**WHAT THE TASK ASKS**
Pull every line containing "content" from the data.

(Stored records)

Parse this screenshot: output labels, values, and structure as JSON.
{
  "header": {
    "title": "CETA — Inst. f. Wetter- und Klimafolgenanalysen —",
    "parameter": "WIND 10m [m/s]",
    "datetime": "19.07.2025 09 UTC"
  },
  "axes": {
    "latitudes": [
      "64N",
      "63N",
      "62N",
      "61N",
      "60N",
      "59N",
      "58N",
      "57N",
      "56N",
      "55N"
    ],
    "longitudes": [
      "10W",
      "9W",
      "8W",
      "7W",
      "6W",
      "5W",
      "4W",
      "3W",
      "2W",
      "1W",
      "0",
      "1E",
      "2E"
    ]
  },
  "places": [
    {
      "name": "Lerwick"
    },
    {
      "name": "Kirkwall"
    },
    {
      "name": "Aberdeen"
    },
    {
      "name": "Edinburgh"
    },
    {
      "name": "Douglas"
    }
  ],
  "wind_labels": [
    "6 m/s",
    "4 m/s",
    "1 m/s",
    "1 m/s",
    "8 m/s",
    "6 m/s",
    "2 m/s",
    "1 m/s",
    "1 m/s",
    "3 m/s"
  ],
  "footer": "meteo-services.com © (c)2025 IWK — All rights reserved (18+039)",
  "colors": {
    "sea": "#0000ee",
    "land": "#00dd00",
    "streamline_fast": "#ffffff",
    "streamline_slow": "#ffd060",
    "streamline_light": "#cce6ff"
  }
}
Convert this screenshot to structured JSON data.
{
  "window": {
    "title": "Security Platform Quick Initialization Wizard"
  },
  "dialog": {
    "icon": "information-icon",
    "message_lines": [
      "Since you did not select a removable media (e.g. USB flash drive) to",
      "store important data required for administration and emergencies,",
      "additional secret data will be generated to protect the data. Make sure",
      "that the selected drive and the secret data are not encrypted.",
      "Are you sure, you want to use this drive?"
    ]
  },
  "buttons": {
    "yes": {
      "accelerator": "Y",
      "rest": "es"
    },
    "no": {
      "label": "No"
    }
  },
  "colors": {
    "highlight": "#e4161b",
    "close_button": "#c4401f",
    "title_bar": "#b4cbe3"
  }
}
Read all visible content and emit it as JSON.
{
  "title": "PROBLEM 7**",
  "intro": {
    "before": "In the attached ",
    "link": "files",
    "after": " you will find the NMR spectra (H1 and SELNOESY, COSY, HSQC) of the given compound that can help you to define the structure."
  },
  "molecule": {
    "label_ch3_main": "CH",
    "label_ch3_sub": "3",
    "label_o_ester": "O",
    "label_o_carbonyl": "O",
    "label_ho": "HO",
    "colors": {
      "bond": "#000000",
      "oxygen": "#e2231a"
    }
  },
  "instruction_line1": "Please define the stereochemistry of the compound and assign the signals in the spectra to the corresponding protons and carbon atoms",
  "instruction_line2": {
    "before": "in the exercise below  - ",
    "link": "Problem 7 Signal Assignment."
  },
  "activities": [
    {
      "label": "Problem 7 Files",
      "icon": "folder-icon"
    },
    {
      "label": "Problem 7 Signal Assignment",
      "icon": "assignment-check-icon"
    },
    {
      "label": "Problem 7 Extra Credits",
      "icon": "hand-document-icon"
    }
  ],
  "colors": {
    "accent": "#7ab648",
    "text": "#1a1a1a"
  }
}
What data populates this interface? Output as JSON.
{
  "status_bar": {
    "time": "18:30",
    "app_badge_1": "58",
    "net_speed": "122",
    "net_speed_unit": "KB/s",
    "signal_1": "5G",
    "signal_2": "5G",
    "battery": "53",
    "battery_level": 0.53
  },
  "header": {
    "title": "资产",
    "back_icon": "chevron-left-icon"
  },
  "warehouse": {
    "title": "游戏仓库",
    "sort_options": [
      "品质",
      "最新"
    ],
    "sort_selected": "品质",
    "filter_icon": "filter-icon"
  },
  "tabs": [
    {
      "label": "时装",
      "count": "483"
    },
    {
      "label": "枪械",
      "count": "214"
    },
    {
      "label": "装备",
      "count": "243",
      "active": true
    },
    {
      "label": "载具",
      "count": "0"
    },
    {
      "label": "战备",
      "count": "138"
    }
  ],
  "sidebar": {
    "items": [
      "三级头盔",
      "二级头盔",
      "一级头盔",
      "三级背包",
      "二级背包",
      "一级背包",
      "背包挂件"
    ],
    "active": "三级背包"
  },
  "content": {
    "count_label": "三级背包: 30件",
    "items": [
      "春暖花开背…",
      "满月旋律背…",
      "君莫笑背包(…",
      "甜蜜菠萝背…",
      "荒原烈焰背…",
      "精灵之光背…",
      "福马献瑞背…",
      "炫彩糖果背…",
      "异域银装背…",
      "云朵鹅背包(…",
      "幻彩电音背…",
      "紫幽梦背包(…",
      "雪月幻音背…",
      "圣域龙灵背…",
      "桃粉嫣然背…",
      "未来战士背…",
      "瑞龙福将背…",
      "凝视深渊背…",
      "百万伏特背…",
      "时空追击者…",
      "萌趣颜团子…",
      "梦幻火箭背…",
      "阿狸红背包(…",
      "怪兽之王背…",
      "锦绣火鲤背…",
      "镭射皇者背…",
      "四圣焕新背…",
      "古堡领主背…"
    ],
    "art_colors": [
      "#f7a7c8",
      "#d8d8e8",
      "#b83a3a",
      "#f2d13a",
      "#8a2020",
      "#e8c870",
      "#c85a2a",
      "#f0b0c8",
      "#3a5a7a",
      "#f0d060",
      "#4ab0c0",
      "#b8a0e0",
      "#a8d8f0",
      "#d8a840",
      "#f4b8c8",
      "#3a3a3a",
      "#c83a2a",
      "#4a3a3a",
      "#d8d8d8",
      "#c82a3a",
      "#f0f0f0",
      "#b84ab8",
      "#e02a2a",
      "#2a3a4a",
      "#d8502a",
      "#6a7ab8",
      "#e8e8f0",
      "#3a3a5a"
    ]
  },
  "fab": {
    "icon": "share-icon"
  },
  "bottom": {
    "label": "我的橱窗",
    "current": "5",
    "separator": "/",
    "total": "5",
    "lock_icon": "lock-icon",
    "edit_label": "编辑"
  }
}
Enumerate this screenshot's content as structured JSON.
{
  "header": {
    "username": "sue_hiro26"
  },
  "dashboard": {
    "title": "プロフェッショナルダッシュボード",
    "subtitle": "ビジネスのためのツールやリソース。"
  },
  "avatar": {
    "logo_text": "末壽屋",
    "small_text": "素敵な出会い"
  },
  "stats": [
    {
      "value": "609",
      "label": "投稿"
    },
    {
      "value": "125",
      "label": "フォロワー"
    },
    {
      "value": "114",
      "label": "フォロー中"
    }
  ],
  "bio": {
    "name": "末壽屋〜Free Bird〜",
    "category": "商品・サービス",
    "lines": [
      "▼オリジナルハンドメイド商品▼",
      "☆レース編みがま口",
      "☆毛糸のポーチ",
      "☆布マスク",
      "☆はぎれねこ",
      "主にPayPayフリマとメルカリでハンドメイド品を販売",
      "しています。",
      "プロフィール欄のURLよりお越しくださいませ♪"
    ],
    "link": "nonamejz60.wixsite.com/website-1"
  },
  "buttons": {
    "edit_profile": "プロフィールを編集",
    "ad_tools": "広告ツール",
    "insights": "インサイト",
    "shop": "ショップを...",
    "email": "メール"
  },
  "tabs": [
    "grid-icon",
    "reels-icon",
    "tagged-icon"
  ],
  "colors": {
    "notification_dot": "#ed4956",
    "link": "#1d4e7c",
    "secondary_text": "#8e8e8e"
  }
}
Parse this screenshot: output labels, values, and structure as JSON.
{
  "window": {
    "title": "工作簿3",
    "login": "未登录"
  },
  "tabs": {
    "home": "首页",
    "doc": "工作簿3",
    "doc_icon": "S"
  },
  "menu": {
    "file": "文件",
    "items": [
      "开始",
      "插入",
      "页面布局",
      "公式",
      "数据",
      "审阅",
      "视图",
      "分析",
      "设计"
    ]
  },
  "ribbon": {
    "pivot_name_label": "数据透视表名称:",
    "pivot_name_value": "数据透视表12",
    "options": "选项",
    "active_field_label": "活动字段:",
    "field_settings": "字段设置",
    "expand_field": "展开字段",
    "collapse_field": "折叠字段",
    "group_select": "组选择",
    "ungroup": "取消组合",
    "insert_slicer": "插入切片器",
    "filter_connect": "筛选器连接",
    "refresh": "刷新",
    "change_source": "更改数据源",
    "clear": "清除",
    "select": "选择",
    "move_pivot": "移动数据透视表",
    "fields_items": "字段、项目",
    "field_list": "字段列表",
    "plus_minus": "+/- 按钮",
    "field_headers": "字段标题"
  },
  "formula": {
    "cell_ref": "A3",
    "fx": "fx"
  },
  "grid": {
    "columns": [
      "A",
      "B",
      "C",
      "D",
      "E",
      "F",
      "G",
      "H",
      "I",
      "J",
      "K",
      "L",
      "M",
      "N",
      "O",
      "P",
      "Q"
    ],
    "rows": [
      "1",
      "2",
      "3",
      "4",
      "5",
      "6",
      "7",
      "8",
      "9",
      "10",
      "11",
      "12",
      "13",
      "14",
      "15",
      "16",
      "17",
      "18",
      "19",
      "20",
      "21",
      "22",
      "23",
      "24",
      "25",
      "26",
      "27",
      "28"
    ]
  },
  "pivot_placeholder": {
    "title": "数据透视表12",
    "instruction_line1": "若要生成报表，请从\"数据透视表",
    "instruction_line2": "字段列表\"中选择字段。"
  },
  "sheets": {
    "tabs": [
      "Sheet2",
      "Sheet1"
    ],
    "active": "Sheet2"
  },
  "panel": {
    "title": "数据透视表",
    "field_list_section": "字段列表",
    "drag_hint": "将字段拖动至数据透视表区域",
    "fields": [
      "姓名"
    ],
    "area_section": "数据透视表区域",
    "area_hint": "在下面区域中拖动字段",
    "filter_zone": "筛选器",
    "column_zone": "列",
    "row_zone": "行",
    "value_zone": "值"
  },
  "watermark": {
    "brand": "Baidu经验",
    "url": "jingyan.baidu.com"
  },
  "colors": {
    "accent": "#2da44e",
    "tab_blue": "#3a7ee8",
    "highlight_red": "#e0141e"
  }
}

**REPLY**
Read all visible content and emit it as JSON.
  "content": {
Enumerate this screenshot's content as structured JSON.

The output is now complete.